  1. twitter_shag2 says:

    Thanks, Joanne. I really liked The First Tycoon: The Epic Life of Cornelius Vanderbilt (Stiles) for the AP US kids. It gives a great treatment of the all-important antebellum period.
    Mike

  2. Genevieve says:

    In my moderately selective AP American History Class (only a few students actually took the AP test). We were required to read one history book of our choice related to American History, and perhaps a specific era. I remember reading Barbara Tuchman’s The First Salute. It was a different reading experience than the textbook. It was probably the first time I read a serious history book. Up until then I had read a lot of historical fiction, but I don’t think I had read much non-fiction.

  3. THe reason why no one recommends reading books is because most of the kids won’t read them. Until we give motivated kids the opportunity to study history at an advanced level, that’s not going to change.

  4. Stacy in NJ says:

    Many homeschoolers approach history from a real books perspective. Albert Marrin has written some terrific middle school/high school level topic specific books.

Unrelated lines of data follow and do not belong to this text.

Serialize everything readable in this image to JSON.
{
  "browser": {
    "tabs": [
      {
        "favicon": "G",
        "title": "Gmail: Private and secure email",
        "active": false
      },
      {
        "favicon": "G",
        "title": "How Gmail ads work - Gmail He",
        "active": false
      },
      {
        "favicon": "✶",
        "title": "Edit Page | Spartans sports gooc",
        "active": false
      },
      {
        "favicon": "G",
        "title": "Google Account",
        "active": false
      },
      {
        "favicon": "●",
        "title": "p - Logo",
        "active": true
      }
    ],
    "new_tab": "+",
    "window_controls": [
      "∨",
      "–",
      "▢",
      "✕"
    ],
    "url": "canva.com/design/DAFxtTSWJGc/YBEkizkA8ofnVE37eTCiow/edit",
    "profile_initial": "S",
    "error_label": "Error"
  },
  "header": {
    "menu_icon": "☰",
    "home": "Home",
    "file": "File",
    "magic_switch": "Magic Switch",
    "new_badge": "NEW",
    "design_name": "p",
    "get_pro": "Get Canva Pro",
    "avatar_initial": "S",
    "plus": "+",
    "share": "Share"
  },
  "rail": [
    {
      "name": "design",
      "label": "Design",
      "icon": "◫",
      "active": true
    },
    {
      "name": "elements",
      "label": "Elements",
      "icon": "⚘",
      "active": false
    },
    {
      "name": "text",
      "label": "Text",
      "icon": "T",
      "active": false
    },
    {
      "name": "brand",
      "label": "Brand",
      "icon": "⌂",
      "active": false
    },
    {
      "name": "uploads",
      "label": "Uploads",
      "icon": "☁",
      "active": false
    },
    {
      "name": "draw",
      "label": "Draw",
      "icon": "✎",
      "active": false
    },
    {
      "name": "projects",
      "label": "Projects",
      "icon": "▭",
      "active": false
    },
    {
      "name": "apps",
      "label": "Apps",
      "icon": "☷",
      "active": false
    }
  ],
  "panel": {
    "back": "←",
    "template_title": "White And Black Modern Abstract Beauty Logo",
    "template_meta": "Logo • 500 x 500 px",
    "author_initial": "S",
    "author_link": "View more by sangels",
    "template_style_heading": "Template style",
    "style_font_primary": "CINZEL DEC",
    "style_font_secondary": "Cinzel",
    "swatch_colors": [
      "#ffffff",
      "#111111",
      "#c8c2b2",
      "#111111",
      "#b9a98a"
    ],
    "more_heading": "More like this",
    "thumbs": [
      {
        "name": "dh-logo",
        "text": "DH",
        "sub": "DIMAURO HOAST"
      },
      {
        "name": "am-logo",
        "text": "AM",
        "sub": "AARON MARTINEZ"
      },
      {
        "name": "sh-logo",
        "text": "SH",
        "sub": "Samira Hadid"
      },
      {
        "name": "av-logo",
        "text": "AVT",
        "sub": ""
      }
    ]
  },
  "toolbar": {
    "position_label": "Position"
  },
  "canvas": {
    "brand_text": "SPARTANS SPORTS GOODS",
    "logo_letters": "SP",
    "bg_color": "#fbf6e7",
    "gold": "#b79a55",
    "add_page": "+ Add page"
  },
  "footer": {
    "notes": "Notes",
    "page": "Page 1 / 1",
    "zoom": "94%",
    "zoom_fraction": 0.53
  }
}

My youngest enjoyed his Stalin biography last year – if one can “enjoy” a Stalin biography.

  5. Rosemary Sutcliff has great versions of classic myths (Iliad, King Arthur etc.) and a number of good historical novels set in Roman Britain (with a young male protagonist) Although all of the latter books stand alone as stories, for historical purposes, it would be better to start at the beginning, since they do start at one point an continue through time. The language is excellent. The level could be anywhere from early -mid ES to HS, depending on the students. Barbara Tuchman has a number of good books for HS level. Bernard Cornwell and Bruce Catton both have lots of different titles. There’s lots of historical poetry, also.

    • Richard Aubrey says:

      momof4 and i have agreed on Sutcliff before. Catton writes good non-fiction. Cornwell’s fiction is almost entirely about war. Civil War, Napoleonic, Brits in India, Hundred Years War, Alfred the Great vs. the Danes. His afterword in each book puts the thing in context–as does some of his writing and plotting–and explains why he thinks what he had his characters do is historically manageable.
      This Kind of War by Fehrenbach is a terrific history of the Korean War, with more context than any other book I’ve seen, putting it into the nuclear-armed bipolar world, and discussing the place of the military in a liberal democracy.

  6. How could I have forgotten Thomas Sowell’s Basic Economics? It’s written for a lay audience; essentially a handbook of economic literacy. Hernando de Soto’s books are also good on economic systems.

  7. My son just read Company Aytch written by a Civil War vet.

  8. Rather than The Red Badge of Courage, I’d suggest the novel Shiloh by Shelby Foote, or his short history of Gettysburg, The Stars in their Courses. I wasn’t that impressed with The Red Badge of Courage when I was in high school.